our first online Quiltathon  this weekend.  We will link up with Judy Laquidara at Patchwork Times  and post our progress there. Patty is a more experienced quilter than I and even has a dedicated sewing/quilting room, so we will spend the day at her house. Also, it is the only way I can quilt without constant interruptions
from Border Collies, Irish Dexter cattle, chickens, etc. that are always calling for my attention. 

Though our main project for the Quiltathon will be to finish Patty's redwork quilt, which I have yet to see, I have a couple of small items I would like to accomplish.  I have always cut my quilt blocks individually with scissors.  There is a rotary cutter in my scissors drawer, but I have never used it because of  pain in my hands when I press on the cutter - another little gift of Lupus. Patty is an expert with the cutter and will help me figure out a different way to hold it.  I don't really mind using the old, slow way of cutting, though. I am just beginning a sampler quilt for my new king-size bed and will cut a few blocks for that.
It looks like I was in a pink mood when I purchased these fabrics. Perhaps I should find a few more greens or another dark color to appease my husband, since he is NEVER politically correct and thinks pink is for girls only.  I tried quoting scientific articles which maintain that the color pink induces calmness and would therefore help one fall asleep easier.  He is not buying this argument.

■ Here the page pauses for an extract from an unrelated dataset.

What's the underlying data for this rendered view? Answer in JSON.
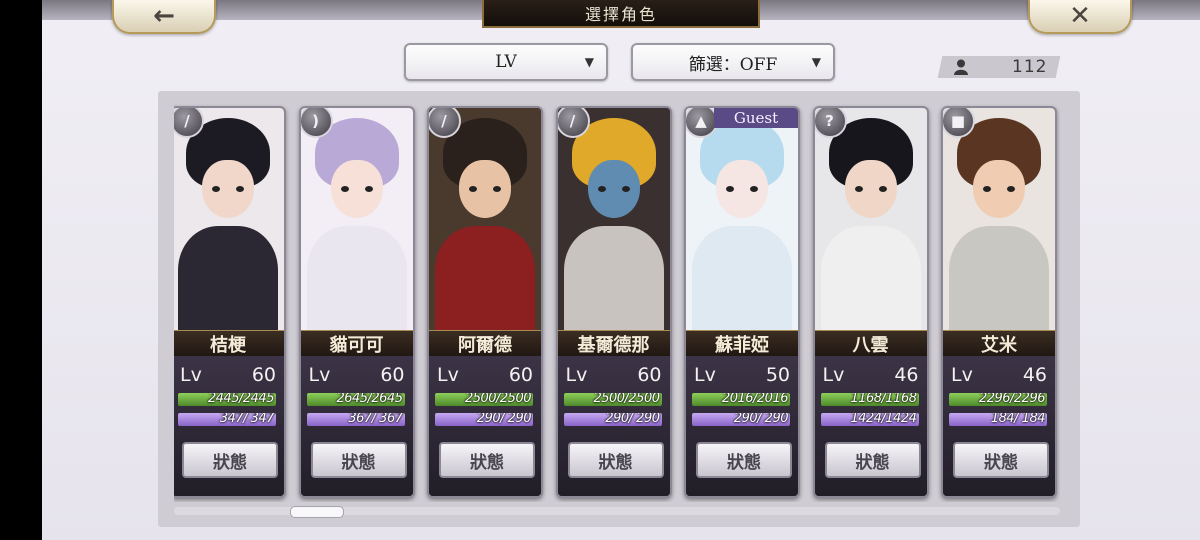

I am looking forward to the Quiltathon as an impetus to get me started on my quilt and as a chance to spend time with my sister.  She is my next door neighbor (1/4 mile apart in the "outback" of Oklahoma) but we rarely see each other more that a few minutes each week.  If we enjoy this weekend, I hope that we make it happen again.